The Monmouth University Poll was conducted by telephone from September 10 to 13, 2015 with 415 New Hampshire voters likely to vote in the Republican presidential primary. This sample has a margin of error of ± 4.8 percent. The poll was conducted by the Monmouth University Polling Institute in West Long Branch, NJ.
The questions referred to in this release are as follows:
1. Who would you support if the presidential primary was being held today and the candidates for the Republican nomination were – [NAMES WERE ROTATED]
2. And who would be your second choice?
3. I’m going to read you a few names of people who are running for president in 2016. Please tell me if your general impression of each is favorable or unfavorable, or if you don’t really have an opinion. [NAMES WERE ROTATED]

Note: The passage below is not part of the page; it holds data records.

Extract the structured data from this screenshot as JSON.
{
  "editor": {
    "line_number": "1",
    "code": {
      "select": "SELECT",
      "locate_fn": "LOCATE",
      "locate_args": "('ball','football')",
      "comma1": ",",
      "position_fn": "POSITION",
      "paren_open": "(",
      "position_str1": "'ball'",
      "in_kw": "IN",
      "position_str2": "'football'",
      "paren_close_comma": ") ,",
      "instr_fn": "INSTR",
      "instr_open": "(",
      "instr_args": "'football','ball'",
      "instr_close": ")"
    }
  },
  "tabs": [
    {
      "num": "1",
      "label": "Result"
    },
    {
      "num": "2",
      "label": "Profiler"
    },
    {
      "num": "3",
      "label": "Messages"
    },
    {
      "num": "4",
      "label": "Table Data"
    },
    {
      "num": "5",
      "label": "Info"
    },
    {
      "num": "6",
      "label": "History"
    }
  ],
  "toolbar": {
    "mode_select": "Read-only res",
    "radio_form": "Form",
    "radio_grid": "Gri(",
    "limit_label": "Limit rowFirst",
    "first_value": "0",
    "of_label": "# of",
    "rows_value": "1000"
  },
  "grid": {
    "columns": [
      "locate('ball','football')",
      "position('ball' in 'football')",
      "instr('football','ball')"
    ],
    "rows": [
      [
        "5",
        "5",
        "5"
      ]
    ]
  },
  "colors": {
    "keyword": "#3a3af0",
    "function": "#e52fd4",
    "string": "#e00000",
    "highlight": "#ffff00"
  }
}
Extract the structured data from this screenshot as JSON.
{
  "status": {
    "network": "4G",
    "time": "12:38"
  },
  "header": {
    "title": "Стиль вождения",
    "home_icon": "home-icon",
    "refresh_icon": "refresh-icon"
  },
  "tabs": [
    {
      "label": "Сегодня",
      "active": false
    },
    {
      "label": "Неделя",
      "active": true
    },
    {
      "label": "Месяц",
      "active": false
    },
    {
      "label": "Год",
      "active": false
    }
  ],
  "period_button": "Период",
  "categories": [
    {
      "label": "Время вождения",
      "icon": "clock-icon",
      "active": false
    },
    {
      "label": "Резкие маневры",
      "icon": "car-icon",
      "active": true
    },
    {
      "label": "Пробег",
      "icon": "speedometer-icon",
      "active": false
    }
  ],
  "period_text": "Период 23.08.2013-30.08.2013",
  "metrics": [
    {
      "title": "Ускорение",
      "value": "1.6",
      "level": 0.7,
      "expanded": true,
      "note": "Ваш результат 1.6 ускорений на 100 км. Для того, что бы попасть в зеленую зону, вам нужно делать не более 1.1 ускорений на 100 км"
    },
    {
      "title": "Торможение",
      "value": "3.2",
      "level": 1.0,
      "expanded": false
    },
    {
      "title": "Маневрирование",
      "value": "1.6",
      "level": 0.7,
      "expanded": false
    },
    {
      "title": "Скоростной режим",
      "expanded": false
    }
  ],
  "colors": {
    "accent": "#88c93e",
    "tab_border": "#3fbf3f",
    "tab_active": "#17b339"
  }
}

4. Regardless of who you support, what do you think the country needs more in the next president: someone with government experience who knows how to get things done OR someone outside of government who can bring a new approach to Washington? [CHOICES WERE ROTATED]

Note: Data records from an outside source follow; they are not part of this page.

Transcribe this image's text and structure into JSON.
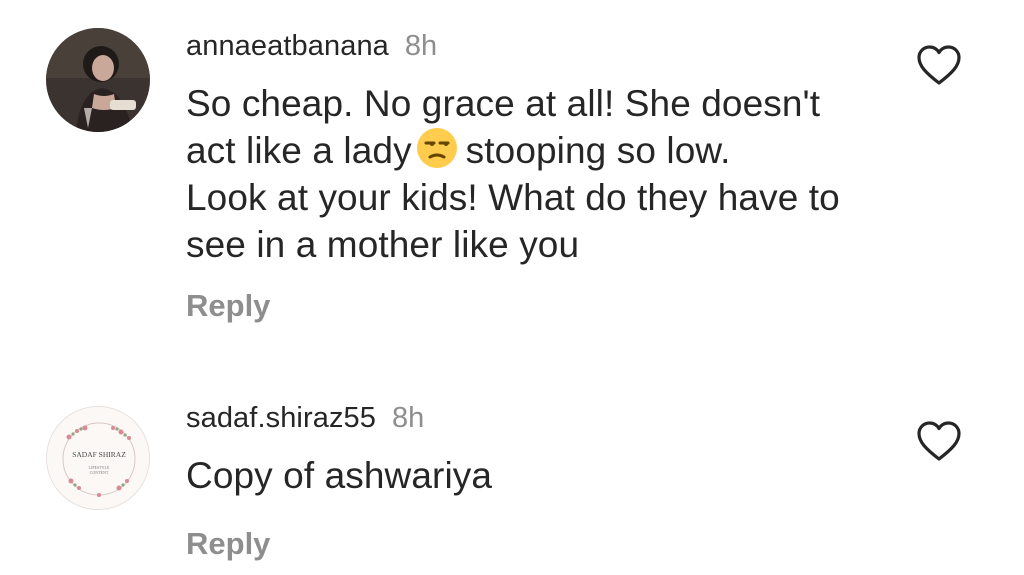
{
  "comments": [
    {
      "username": "annaeatbanana",
      "time": "8h",
      "text_parts": [
        "So cheap. No grace at all! She doesn't",
        "act like a lady",
        "stooping so low.",
        "Look at your kids! What do they have to",
        "see in a mother like you"
      ],
      "emoji_icon": "unamused-face-emoji",
      "reply_label": "Reply",
      "like_icon": "heart-outline-icon"
    },
    {
      "username": "sadaf.shiraz55",
      "time": "8h",
      "text": "Copy of ashwariya",
      "avatar_text": {
        "title": "SADAF SHIRAZ",
        "line1": "LIFESTYLE",
        "line2": "CONTENT"
      },
      "reply_label": "Reply",
      "like_icon": "heart-outline-icon"
    }
  ],
  "colors": {
    "text_primary": "#262626",
    "text_secondary": "#8e8e8e"
  }
}
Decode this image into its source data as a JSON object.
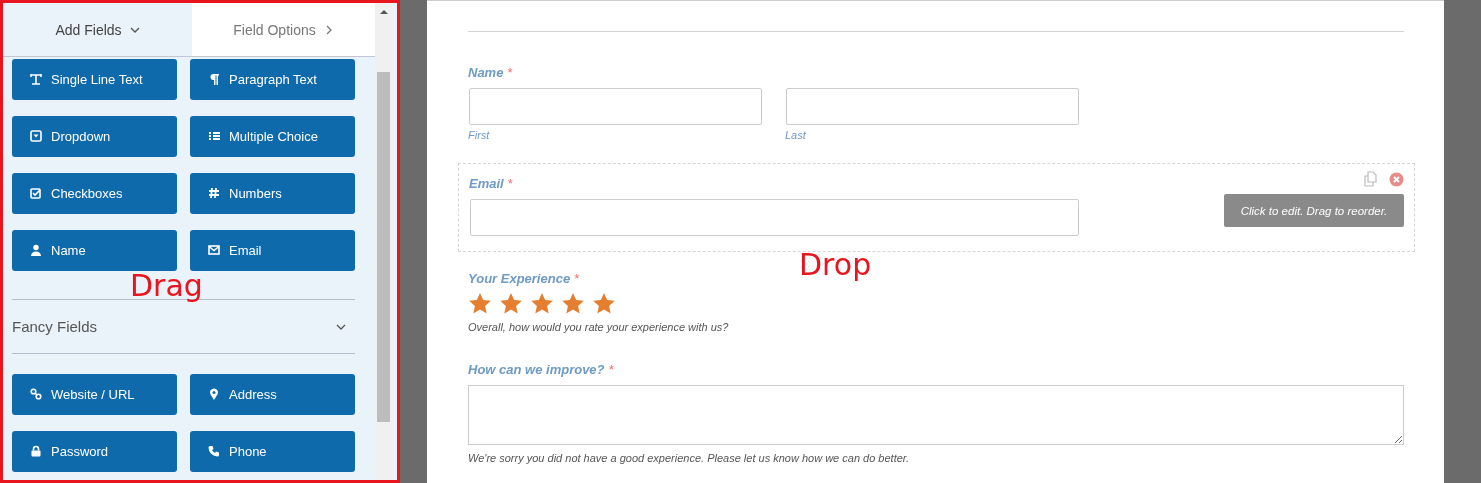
{
  "builder_tabs": [
    {
      "label": "Add Fields",
      "selected": true
    },
    {
      "label": "Field Options",
      "selected": false
    }
  ],
  "standard_fields": [
    {
      "kind": "text",
      "label": "Single Line Text"
    },
    {
      "kind": "paragraph",
      "label": "Paragraph Text"
    },
    {
      "kind": "dropdown",
      "label": "Dropdown"
    },
    {
      "kind": "list",
      "label": "Multiple Choice"
    },
    {
      "kind": "checkbox",
      "label": "Checkboxes"
    },
    {
      "kind": "number",
      "label": "Numbers"
    },
    {
      "kind": "person",
      "label": "Name"
    },
    {
      "kind": "envelope",
      "label": "Email"
    }
  ],
  "fancy_section": {
    "title": "Fancy Fields",
    "expanded": true
  },
  "fancy_fields": [
    {
      "kind": "link",
      "label": "Website / URL"
    },
    {
      "kind": "pin",
      "label": "Address"
    },
    {
      "kind": "lock",
      "label": "Password"
    },
    {
      "kind": "phone",
      "label": "Phone"
    }
  ],
  "annotations": [
    {
      "text": "Drag"
    },
    {
      "text": "Drop"
    }
  ],
  "form": {
    "fields": [
      {
        "kind": "name",
        "label": "Name",
        "required_mark": "*",
        "hovered": false,
        "sublabels": [
          "First",
          "Last"
        ]
      },
      {
        "kind": "email",
        "label": "Email",
        "required_mark": "*",
        "hovered": true,
        "tooltip": "Click to edit. Drag to reorder."
      },
      {
        "kind": "rating",
        "label": "Your Experience",
        "required_mark": "*",
        "hovered": false,
        "stars": 5,
        "description": "Overall, how would you rate your experience with us?"
      },
      {
        "kind": "textarea",
        "label": "How can we improve?",
        "required_mark": "*",
        "hovered": false,
        "description": "We're sorry you did not have a good experience. Please let us know how we can do better."
      }
    ]
  }
}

5. In deciding who to support for the Republican nomination for president, is it more important to you: that the candidate has the right positions on issues that are most important to you OR that the candidate has the personal qualities and experiences you feel are needed for the job? [CHOICES WERE ROTATED]
6. Overall, is the national Republican Party doing a good job or bad job representing the concerns of voters like you?

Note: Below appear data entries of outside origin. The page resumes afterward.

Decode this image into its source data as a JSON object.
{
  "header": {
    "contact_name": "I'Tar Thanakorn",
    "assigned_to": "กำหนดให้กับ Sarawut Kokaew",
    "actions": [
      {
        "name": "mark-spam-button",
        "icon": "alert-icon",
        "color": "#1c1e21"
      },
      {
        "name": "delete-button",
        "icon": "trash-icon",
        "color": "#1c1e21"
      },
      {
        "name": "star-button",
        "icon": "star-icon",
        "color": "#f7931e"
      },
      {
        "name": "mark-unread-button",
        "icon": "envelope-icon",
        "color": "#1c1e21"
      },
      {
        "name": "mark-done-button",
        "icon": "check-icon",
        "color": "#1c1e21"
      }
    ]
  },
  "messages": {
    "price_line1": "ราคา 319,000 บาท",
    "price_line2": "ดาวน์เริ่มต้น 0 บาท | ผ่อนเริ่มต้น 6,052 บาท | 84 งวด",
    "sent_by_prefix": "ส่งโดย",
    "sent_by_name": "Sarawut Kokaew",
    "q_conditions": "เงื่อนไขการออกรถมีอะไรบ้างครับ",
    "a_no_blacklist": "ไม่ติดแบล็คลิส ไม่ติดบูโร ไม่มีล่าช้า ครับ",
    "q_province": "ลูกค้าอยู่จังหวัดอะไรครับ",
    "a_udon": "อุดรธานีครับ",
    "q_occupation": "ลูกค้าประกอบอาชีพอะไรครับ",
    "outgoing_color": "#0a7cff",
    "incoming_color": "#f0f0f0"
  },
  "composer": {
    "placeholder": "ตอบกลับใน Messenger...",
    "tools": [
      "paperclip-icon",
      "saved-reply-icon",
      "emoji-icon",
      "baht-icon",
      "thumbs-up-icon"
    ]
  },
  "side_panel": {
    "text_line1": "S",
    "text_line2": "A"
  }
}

7. How satisfied are you with the Republican leaders in Congress – are you very satisfied, somewhat satisfied, somewhat dissatisfied, or very dissatisfied?
The Monmouth University Poll was sponsored and conducted by the Monmouth University Polling Institute from September 10 to 13, 2015 with a statewide random sample of 415 New Hampshire voters drawn from a list of registered Republican and independent voters who participated in a primary election in the past two election cycles or voted in both the 2012 and 2014 general elections, and indicate they will vote in the Republican presidential primary in February 2016. This was supplemented by a sample of non-voters who say they are likely to register and vote in the Republican primary. This includes 277 contacted by a live interviewer on a landline telephone and 138 contacted by a live interviewer on a cell phone, in English. Monmouth is responsible for all aspects of the survey design, data weighting and analysis. Final sample is weighted for age and gender based on state registration list information on the pool of voters who participate in primary elections. Data collection support provided by Braun Research (field) and Aristotle (voter list and non-voter sample). For results based on the total sample, one can say with 95% confidence that the error attributable to sampling has a maximum margin of plus or minus 4.8 percentage points (unadjusted for sample design). Sampling error can be larger for sub-groups (see table below). In addition to sampling error, one should bear in mind that question wording and practical difficulties in conducting surveys can introduce error or bias into the findings of opinion polls.
Click on pdf file link below for full methodology and results by key demographic groups.
Download this Poll Report with all tables